Barony of Bryn Gwlad
Kingdom of Ansteorra
In reference to: The usual habit of both sexes is the
plaid; the women's much finer, the colors more
lively, and the square much larger than the mens. .
I was unable to get to link to work, but I concede
that you are probably right, as I think I read the
same site a some point in my research. The following
is an article by Matthew A. C. Newsome that caused my
confusion, resulting in what I posted being incorrect.
Sorry for any misunderstandings as such was not my
Friday, April 28, 2006
Ok, so this post will mainly be of interest to the
guys reading this thread on X Marks the Scot.
There has been some interest there about the
Northumberland tartan (also called the Shepherd's

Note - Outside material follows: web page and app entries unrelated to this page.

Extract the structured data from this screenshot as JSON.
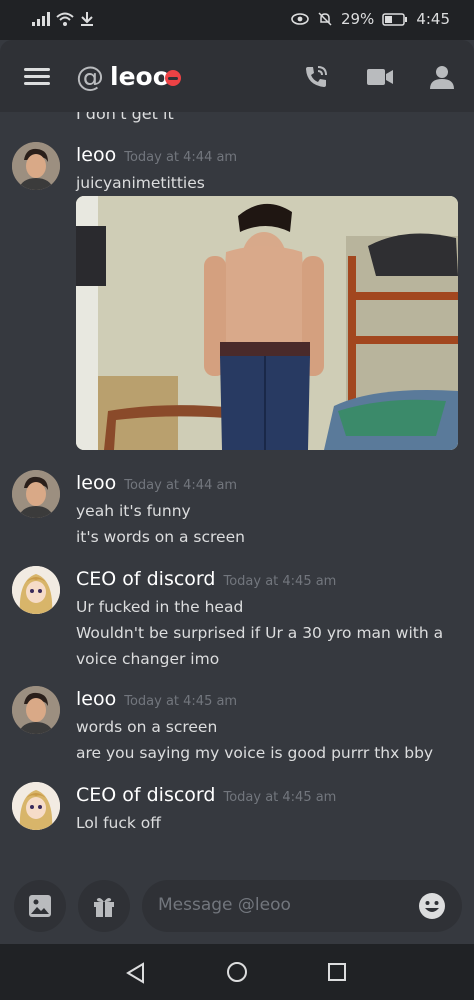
{
  "status_bar": {
    "battery": "29%",
    "time": "4:45"
  },
  "header": {
    "at_symbol": "@",
    "title": "leoo"
  },
  "chat": {
    "cut_off_text": "I don't get it",
    "messages": [
      {
        "author": "leoo",
        "time": "Today at 4:44 am",
        "lines": [
          "juicyanimetitties"
        ],
        "has_image": true
      },
      {
        "author": "leoo",
        "time": "Today at 4:44 am",
        "lines": [
          "yeah it's funny",
          "it's words on a screen"
        ]
      },
      {
        "author": "CEO of discord",
        "time": "Today at 4:45 am",
        "lines": [
          "Ur fucked in the head",
          "Wouldn't be surprised if Ur a 30 yro man with a",
          "voice changer imo"
        ]
      },
      {
        "author": "leoo",
        "time": "Today at 4:45 am",
        "lines": [
          "words on a screen",
          "are you saying my voice is good purrr thx bby"
        ]
      },
      {
        "author": "CEO of discord",
        "time": "Today at 4:45 am",
        "lines": [
          "Lol fuck off"
        ]
      }
    ]
  },
  "composer": {
    "placeholder": "Message @leoo"
  },
  "colors": {
    "background": "#36393f",
    "header": "#2f3136",
    "dnd_status": "#ed4245"
  },
  "icons": [
    "signal-icon",
    "wifi-icon",
    "download-icon",
    "eye-icon",
    "mute-icon",
    "battery-icon",
    "menu-icon",
    "call-icon",
    "video-icon",
    "members-icon",
    "image-icon",
    "gift-icon",
    "emoji-icon",
    "back-icon",
    "home-icon",
    "recents-icon"
  ]
}
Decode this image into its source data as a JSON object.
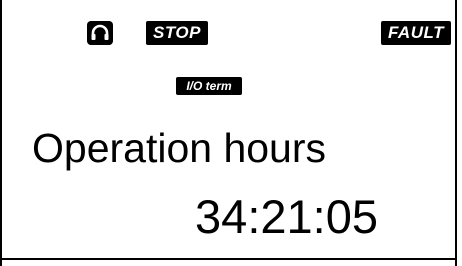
{
  "status_bar": {
    "control_icon": "remote-control-icon",
    "state_label": "STOP",
    "fault_label": "FAULT"
  },
  "control_place": {
    "label": "I/O term"
  },
  "parameter": {
    "name": "Operation hours",
    "value": "34:21:05"
  },
  "colors": {
    "foreground": "#000000",
    "background": "#ffffff"
  }
}
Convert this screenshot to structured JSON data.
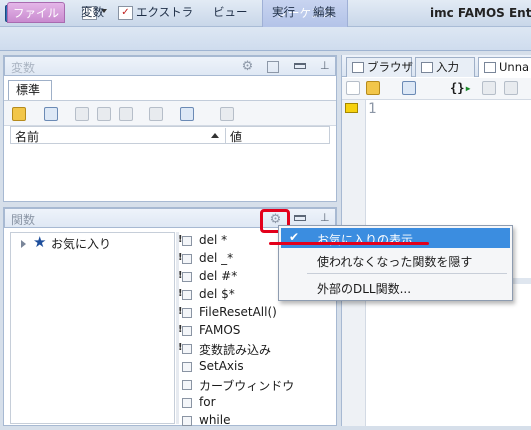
{
  "window": {
    "title": "imc FAMOS Ente",
    "context_tab": "シーケンス",
    "accent_file_tab": "#c98bcf"
  },
  "ribbon": {
    "tabs": [
      "ファイル",
      "変数",
      "エクストラ",
      "ビュー",
      "実行",
      "編集"
    ]
  },
  "variables_panel": {
    "title": "変数",
    "tab": "標準",
    "columns": [
      "名前",
      "値"
    ]
  },
  "functions_panel": {
    "title": "関数",
    "tree_item": "お気に入り",
    "functions": [
      {
        "label": "del *",
        "icon": "bang"
      },
      {
        "label": "del _*",
        "icon": "bang"
      },
      {
        "label": "del #*",
        "icon": "bang"
      },
      {
        "label": "del $*",
        "icon": "bang"
      },
      {
        "label": "FileResetAll()",
        "icon": "bang"
      },
      {
        "label": "FAMOS",
        "icon": "bang"
      },
      {
        "label": "変数読み込み",
        "icon": "bang"
      },
      {
        "label": "SetAxis",
        "icon": "plain"
      },
      {
        "label": "カーブウィンドウ",
        "icon": "plain"
      },
      {
        "label": "for",
        "icon": "plain"
      },
      {
        "label": "while",
        "icon": "plain"
      }
    ]
  },
  "editor": {
    "tabs": [
      "ブラウザ",
      "入力",
      "Unna"
    ],
    "line_number": "1"
  },
  "context_menu": {
    "items": [
      {
        "label": "お気に入りの表示",
        "checked": true,
        "highlighted": true
      },
      {
        "label": "使われなくなった関数を隠す",
        "checked": false
      },
      {
        "label": "外部のDLL関数...",
        "checked": false
      }
    ],
    "highlight_color": "#3b8de0",
    "annotation_color": "#e3001b"
  }
}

Check). This is a very simply black and white tartan
that can be expressed in the basic formula K = W. In
other words, it doesn't really matter what the thread
count is, so long as the black and white threads are

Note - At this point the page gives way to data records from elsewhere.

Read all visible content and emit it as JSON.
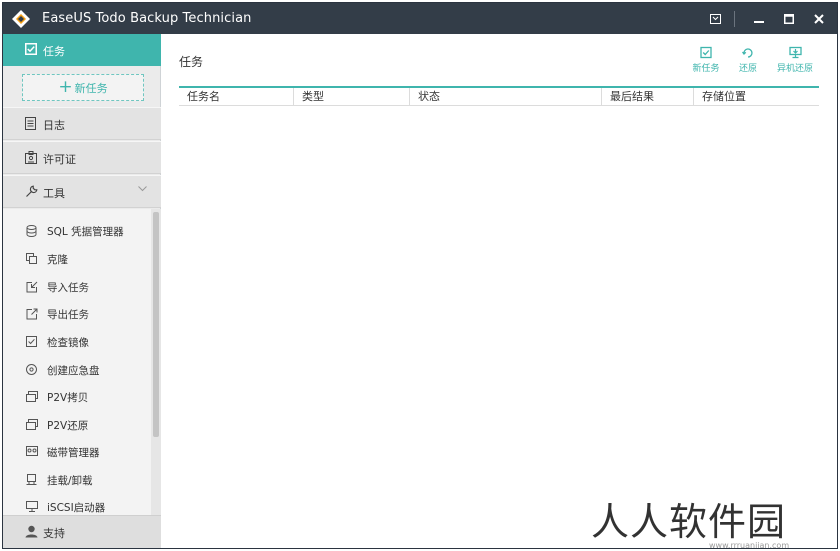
{
  "window": {
    "title": "EaseUS Todo Backup Technician",
    "controls": [
      "feedback-icon",
      "minimize-icon",
      "maximize-icon",
      "close-icon"
    ]
  },
  "colors": {
    "accent": "#3fb5ad",
    "titlebar": "#333d48",
    "sidebar": "#ebebeb"
  },
  "sidebar": {
    "task": {
      "label": "任务",
      "icon": "checkbox-icon"
    },
    "new_task": {
      "plus": "+",
      "label": "新任务"
    },
    "log": {
      "label": "日志",
      "icon": "log-icon"
    },
    "license": {
      "label": "许可证",
      "icon": "license-icon"
    },
    "tools": {
      "label": "工具",
      "icon": "wrench-icon"
    },
    "tool_items": [
      {
        "label": "SQL 凭据管理器",
        "icon": "database-icon"
      },
      {
        "label": "克隆",
        "icon": "clone-icon"
      },
      {
        "label": "导入任务",
        "icon": "import-icon"
      },
      {
        "label": "导出任务",
        "icon": "export-icon"
      },
      {
        "label": "检查镜像",
        "icon": "check-image-icon"
      },
      {
        "label": "创建应急盘",
        "icon": "emergency-disk-icon"
      },
      {
        "label": "P2V拷贝",
        "icon": "p2v-copy-icon"
      },
      {
        "label": "P2V还原",
        "icon": "p2v-restore-icon"
      },
      {
        "label": "磁带管理器",
        "icon": "tape-icon"
      },
      {
        "label": "挂载/卸载",
        "icon": "mount-icon"
      },
      {
        "label": "iSCSI启动器",
        "icon": "iscsi-icon"
      }
    ],
    "support": {
      "label": "支持",
      "icon": "user-support-icon"
    }
  },
  "main": {
    "title": "任务",
    "actions": [
      {
        "label": "新任务",
        "icon": "new-task-icon"
      },
      {
        "label": "还原",
        "icon": "restore-icon"
      },
      {
        "label": "异机还原",
        "icon": "remote-restore-icon"
      }
    ],
    "columns": [
      "任务名",
      "类型",
      "状态",
      "最后结果",
      "存储位置"
    ],
    "rows": []
  },
  "watermark": {
    "text": "人人软件园",
    "url": "www.rrruanjian.com"
  }
}
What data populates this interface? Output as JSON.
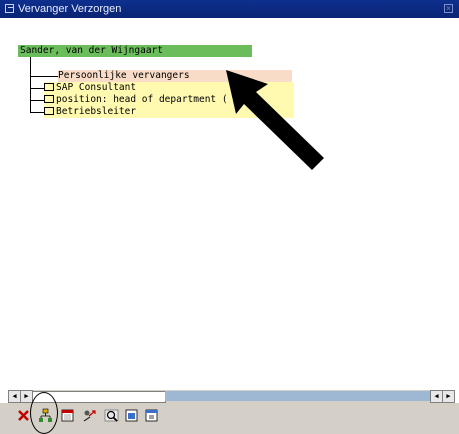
{
  "window": {
    "title": "Vervanger Verzorgen"
  },
  "tree": {
    "root": "Sander, van der Wijngaart",
    "child": "Persoonlijke vervangers",
    "items": [
      {
        "label": "SAP Consultant"
      },
      {
        "label": "position: head of department ("
      },
      {
        "label": "Betriebsleiter"
      }
    ]
  },
  "colors": {
    "titlebar": "#0d2f8e",
    "root_highlight": "#6bbd5b",
    "child_highlight": "#f8dcc8",
    "item_highlight": "#fffab0",
    "scroll_fill": "#9eb8d4"
  },
  "toolbar": {
    "buttons": [
      {
        "icon": "delete-icon"
      },
      {
        "icon": "org-structure-icon"
      },
      {
        "icon": "calendar-icon"
      },
      {
        "icon": "substitute-icon"
      },
      {
        "icon": "find-icon"
      },
      {
        "icon": "expand-icon"
      },
      {
        "icon": "collapse-icon"
      }
    ]
  }
}
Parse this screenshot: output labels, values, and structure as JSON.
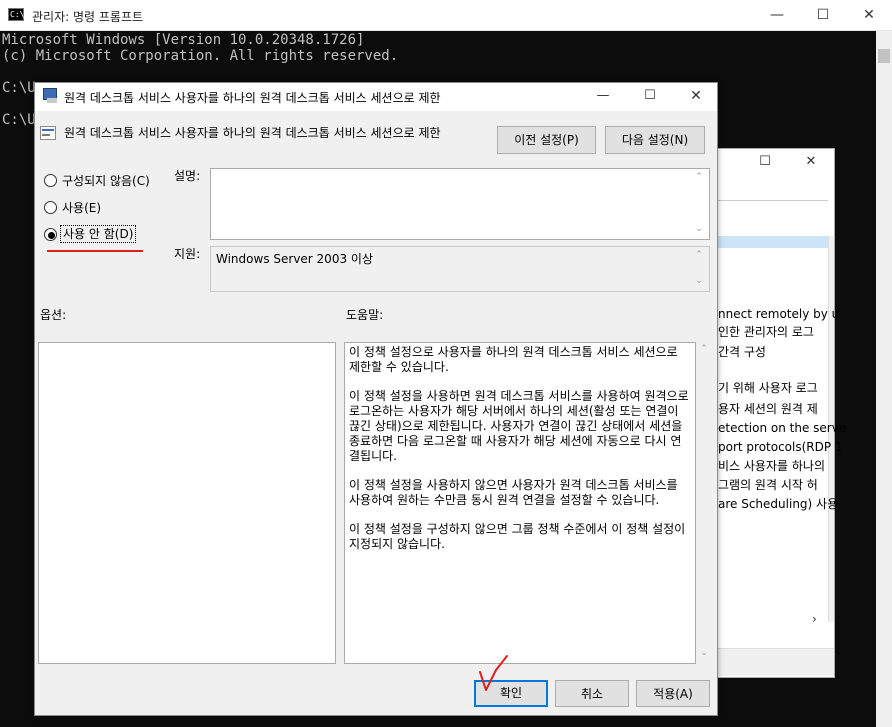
{
  "console": {
    "title": "관리자: 명령 프롬프트",
    "icon": "C:\\",
    "lines": [
      "Microsoft Windows [Version 10.0.20348.1726]",
      "(c) Microsoft Corporation. All rights reserved.",
      "",
      "C:\\U",
      "",
      "C:\\U"
    ]
  },
  "background_window": {
    "text_lines": [
      "nnect remotely by u",
      "인한 관리자의 로그",
      "간격 구성",
      "",
      "기 위해 사용자 로그",
      "용자 세션의 원격 제",
      "etection on the serve",
      "port protocols(RDP 1",
      "비스 사용자를 하나의",
      "그램의 원격 시작 허",
      "are Scheduling) 사용"
    ]
  },
  "dialog": {
    "title": "원격 데스크톱 서비스 사용자를 하나의 원격 데스크톱 서비스 세션으로 제한",
    "header_label": "원격 데스크톱 서비스 사용자를 하나의 원격 데스크톱 서비스 세션으로 제한",
    "prev_button": "이전 설정(P)",
    "next_button": "다음 설정(N)",
    "radio_not_configured": "구성되지 않음(C)",
    "radio_enabled": "사용(E)",
    "radio_disabled": "사용 안 함(D)",
    "selected": "disabled",
    "comment_label": "설명:",
    "supported_label": "지원:",
    "supported_value": "Windows Server 2003 이상",
    "options_label": "옵션:",
    "help_label": "도움말:",
    "help_paragraphs": [
      "이 정책 설정으로 사용자를 하나의 원격 데스크톱 서비스 세션으로 제한할 수 있습니다.",
      "이 정책 설정을 사용하면 원격 데스크톱 서비스를 사용하여 원격으로 로그온하는 사용자가 해당 서버에서 하나의 세션(활성 또는 연결이 끊긴 상태)으로 제한됩니다. 사용자가 연결이 끊긴 상태에서 세션을 종료하면 다음 로그온할 때 사용자가 해당 세션에 자동으로 다시 연결됩니다.",
      "이 정책 설정을 사용하지 않으면 사용자가 원격 데스크톱 서비스를 사용하여 원하는 수만큼 동시 원격 연결을 설정할 수 있습니다.",
      "이 정책 설정을 구성하지 않으면 그룹 정책 수준에서 이 정책 설정이 지정되지 않습니다."
    ],
    "ok_button": "확인",
    "cancel_button": "취소",
    "apply_button": "적용(A)"
  },
  "colors": {
    "annotation_red": "#e02020",
    "selection_blue": "#0078d7"
  }
}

The same design in different colors is used as the Rob
Roy tartan (K = R), the Moncrieff tartan (R = G) (this
also is an old MacLachlan tartan, by the way), the
Robin Hood tartan (K = G) and some other variants.

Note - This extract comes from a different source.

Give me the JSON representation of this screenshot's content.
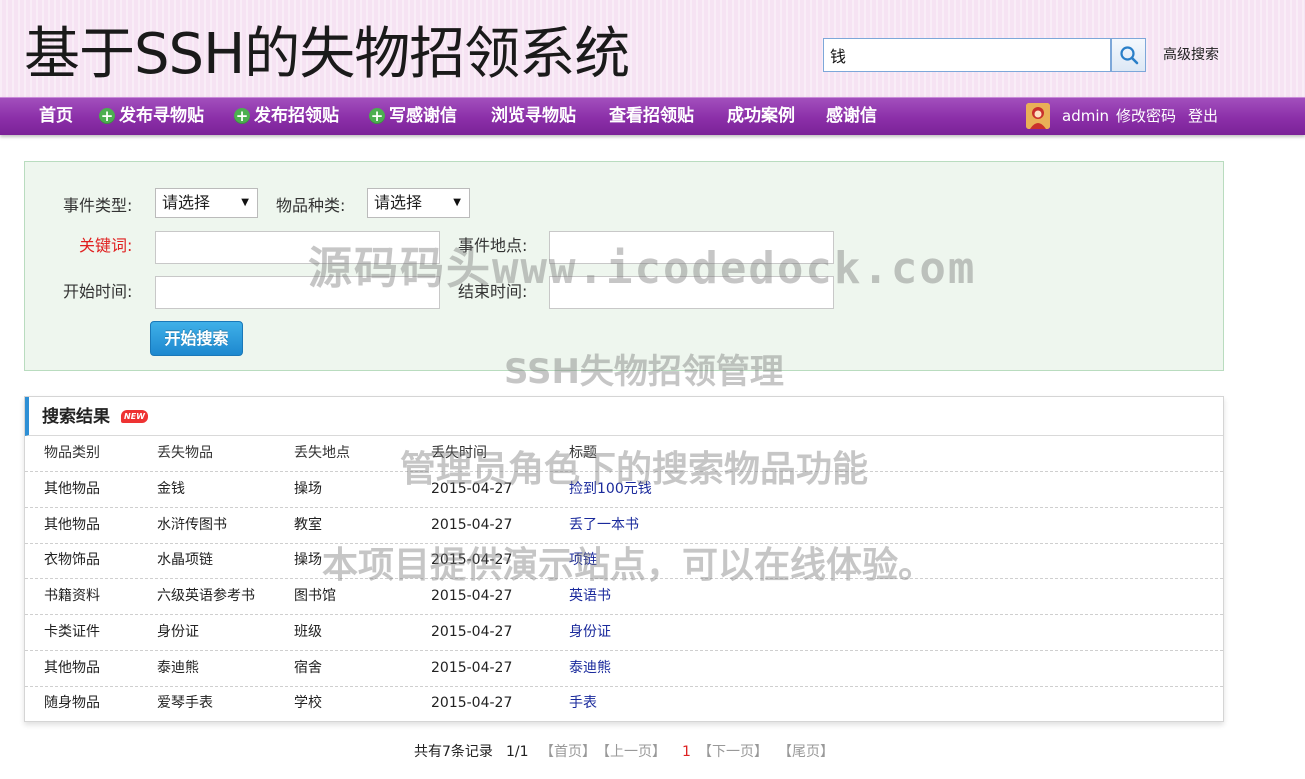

It is an extremely traditional design. The oldest
tartan found to date in Scotland, called the Falkirk
tartan (being discovered in Falkirk) is a simply check
of light and dark undyed wool.
The tartan came to be associated with Northumberland,
in northern England, because it was adopted as the
official dress of the Duke of Northumberland's piper
in 1760. From the Northumberland Tartan Company web
It is not widely known that the county of
Northumberland has an official tartan and moreover
that this tartan is held by many to be one of the
oldest check patterns, predating the more colourful
Highland tartans which followed it. The Northumberland
Tartan, variously known as the Border or Shepherd
Plaid, is also closely linked to the Percy family,
forming the official dress of the Duke of
You can read more history on their site. You can
purchase this tartan through the Northumberland Tartan
Company, of course, but also through any regular
tartan retailer under the name "Shepherd tartan." It's
the same material.
I've always liked this tartan. Probably partly because
my own surname of Newsome is English (though not from
Northumberland that I know of), and partly because of
the extreme simplicity of the design.
What I do not like about the tartan, and the reason
that I have never owned a kilt in it, is because it is
always produced with such an incredibly small setting.
Even in heavy weight kilt cloth, the thread count is
miniscule. Here is a picture of a gentleman wearing a
kilt in this tartan. (This was taken a couple of years
ago at the Stone Mountain Highland Games in Georgia).
The kilt does not look bad, mind you. The small
pattern is simply not to my taste, and not to the
taste of a lot of men I talk to about this. Compare
this to the size sett you typically see the Rob Roy
tartan, or the Moncrieff tartan woven in. I've seen
those tartans woven with anything from 1" to 4"
squares. I've always thought that the
Northumberland/Shepherd tartan would look much more
striking (and much more masculine) in a larger
If I were ever to own a kilt in this tartan, I would
have the cloth woven for me in a large pattern,
perhaps with 2.5" squares or so. It would cost a bit
more than using the cloth that is standardly
available, but I think it would be worth it.
To give some idea of what that would look like, here
is a picture of a kilt I made for a client in the
Moncrieff tartan (red and green). I edited the photo
to be black and white and played with the contrast and
brightness to achieve something like what the
Northumberland tartan would look like on a larger
scale. I think I might even go a bit larger than what
is in the photo, but this gives you some idea.
So how about it woolen mills? When your current stock
of heavy weight Shepherd check runs out, why not try
weaving it up with a larger setting. I'm willing to be
it will increase your sales of kilts and cloth in this
tartan. In the mean time, if anyone wants a kilt like
this and doesn't want to wait for the tartan industry
to begin to produce it in a larger pattern, let me
know and I'll be glad to order up a small batch for
you (and maybe enough for a kilt for myself while I am